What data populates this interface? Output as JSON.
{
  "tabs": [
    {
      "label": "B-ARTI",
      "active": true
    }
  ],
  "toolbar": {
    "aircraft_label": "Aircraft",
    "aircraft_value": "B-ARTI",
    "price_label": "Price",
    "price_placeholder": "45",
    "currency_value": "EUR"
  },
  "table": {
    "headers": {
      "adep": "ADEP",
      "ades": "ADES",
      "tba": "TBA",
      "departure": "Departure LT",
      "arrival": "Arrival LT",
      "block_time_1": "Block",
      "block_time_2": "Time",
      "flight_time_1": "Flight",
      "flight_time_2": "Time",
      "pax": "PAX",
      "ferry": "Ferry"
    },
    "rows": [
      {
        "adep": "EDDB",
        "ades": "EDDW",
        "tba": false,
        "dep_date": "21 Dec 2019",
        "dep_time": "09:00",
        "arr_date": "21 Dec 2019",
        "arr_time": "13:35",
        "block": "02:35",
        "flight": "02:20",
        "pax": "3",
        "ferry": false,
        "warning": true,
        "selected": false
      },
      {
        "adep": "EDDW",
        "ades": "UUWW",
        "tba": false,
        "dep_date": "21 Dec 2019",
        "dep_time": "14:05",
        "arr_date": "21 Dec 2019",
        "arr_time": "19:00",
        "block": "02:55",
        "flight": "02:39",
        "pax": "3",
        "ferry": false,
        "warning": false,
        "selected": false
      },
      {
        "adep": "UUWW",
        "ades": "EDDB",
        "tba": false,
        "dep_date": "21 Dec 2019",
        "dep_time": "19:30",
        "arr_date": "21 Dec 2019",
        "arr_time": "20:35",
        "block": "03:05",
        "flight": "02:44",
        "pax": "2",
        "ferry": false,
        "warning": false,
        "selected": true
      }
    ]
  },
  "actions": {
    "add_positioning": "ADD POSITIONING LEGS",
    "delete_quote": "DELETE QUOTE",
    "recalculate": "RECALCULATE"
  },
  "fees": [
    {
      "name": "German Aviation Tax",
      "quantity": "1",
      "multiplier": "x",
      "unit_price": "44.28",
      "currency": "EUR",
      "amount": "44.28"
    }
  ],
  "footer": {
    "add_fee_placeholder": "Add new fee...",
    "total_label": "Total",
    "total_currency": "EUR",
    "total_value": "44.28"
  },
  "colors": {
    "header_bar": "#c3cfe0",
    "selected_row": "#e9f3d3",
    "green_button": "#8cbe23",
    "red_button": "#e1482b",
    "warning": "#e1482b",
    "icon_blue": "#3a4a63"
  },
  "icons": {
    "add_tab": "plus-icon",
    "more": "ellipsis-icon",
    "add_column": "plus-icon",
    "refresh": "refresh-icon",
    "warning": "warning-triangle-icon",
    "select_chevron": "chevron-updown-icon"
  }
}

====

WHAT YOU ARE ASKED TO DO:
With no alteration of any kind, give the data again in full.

YOUR SOLUTION:
What data populates this interface? Output as JSON.
{
  "tabs": [
    {
      "label": "B-ARTI",
      "active": true
    }
  ],
  "toolbar": {
    "aircraft_label": "Aircraft",
    "aircraft_value": "B-ARTI",
    "price_label": "Price",
    "price_placeholder": "45",
    "currency_value": "EUR"
  },
  "table": {
    "headers": {
      "adep": "ADEP",
      "ades": "ADES",
      "tba": "TBA",
      "departure": "Departure LT",
      "arrival": "Arrival LT",
      "block_time_1": "Block",
      "block_time_2": "Time",
      "flight_time_1": "Flight",
      "flight_time_2": "Time",
      "pax": "PAX",
      "ferry": "Ferry"
    },
    "rows": [
      {
        "adep": "EDDB",
        "ades": "EDDW",
        "tba": false,
        "dep_date": "21 Dec 2019",
        "dep_time": "09:00",
        "arr_date": "21 Dec 2019",
        "arr_time": "13:35",
        "block": "02:35",
        "flight": "02:20",
        "pax": "3",
        "ferry": false,
        "warning": true,
        "selected": false
      },
      {
        "adep": "EDDW",
        "ades": "UUWW",
        "tba": false,
        "dep_date": "21 Dec 2019",
        "dep_time": "14:05",
        "arr_date": "21 Dec 2019",
        "arr_time": "19:00",
        "block": "02:55",
        "flight": "02:39",
        "pax": "3",
        "ferry": false,
        "warning": false,
        "selected": false
      },
      {
        "adep": "UUWW",
        "ades": "EDDB",
        "tba": false,
        "dep_date": "21 Dec 2019",
        "dep_time": "19:30",
        "arr_date": "21 Dec 2019",
        "arr_time": "20:35",
        "block": "03:05",
        "flight": "02:44",
        "pax": "2",
        "ferry": false,
        "warning": false,
        "selected": true
      }
    ]
  },
  "actions": {
    "add_positioning": "ADD POSITIONING LEGS",
    "delete_quote": "DELETE QUOTE",
    "recalculate": "RECALCULATE"
  },
  "fees": [
    {
      "name": "German Aviation Tax",
      "quantity": "1",
      "multiplier": "x",
      "unit_price": "44.28",
      "currency": "EUR",
      "amount": "44.28"
    }
  ],
  "footer": {
    "add_fee_placeholder": "Add new fee...",
    "total_label": "Total",
    "total_currency": "EUR",
    "total_value": "44.28"
  },
  "colors": {
    "header_bar": "#c3cfe0",
    "selected_row": "#e9f3d3",
    "green_button": "#8cbe23",
    "red_button": "#e1482b",
    "warning": "#e1482b",
    "icon_blue": "#3a4a63"
  },
  "icons": {
    "add_tab": "plus-icon",
    "more": "ellipsis-icon",
    "add_column": "plus-icon",
    "refresh": "refresh-icon",
    "warning": "warning-triangle-icon",
    "select_chevron": "chevron-updown-icon"
  }
}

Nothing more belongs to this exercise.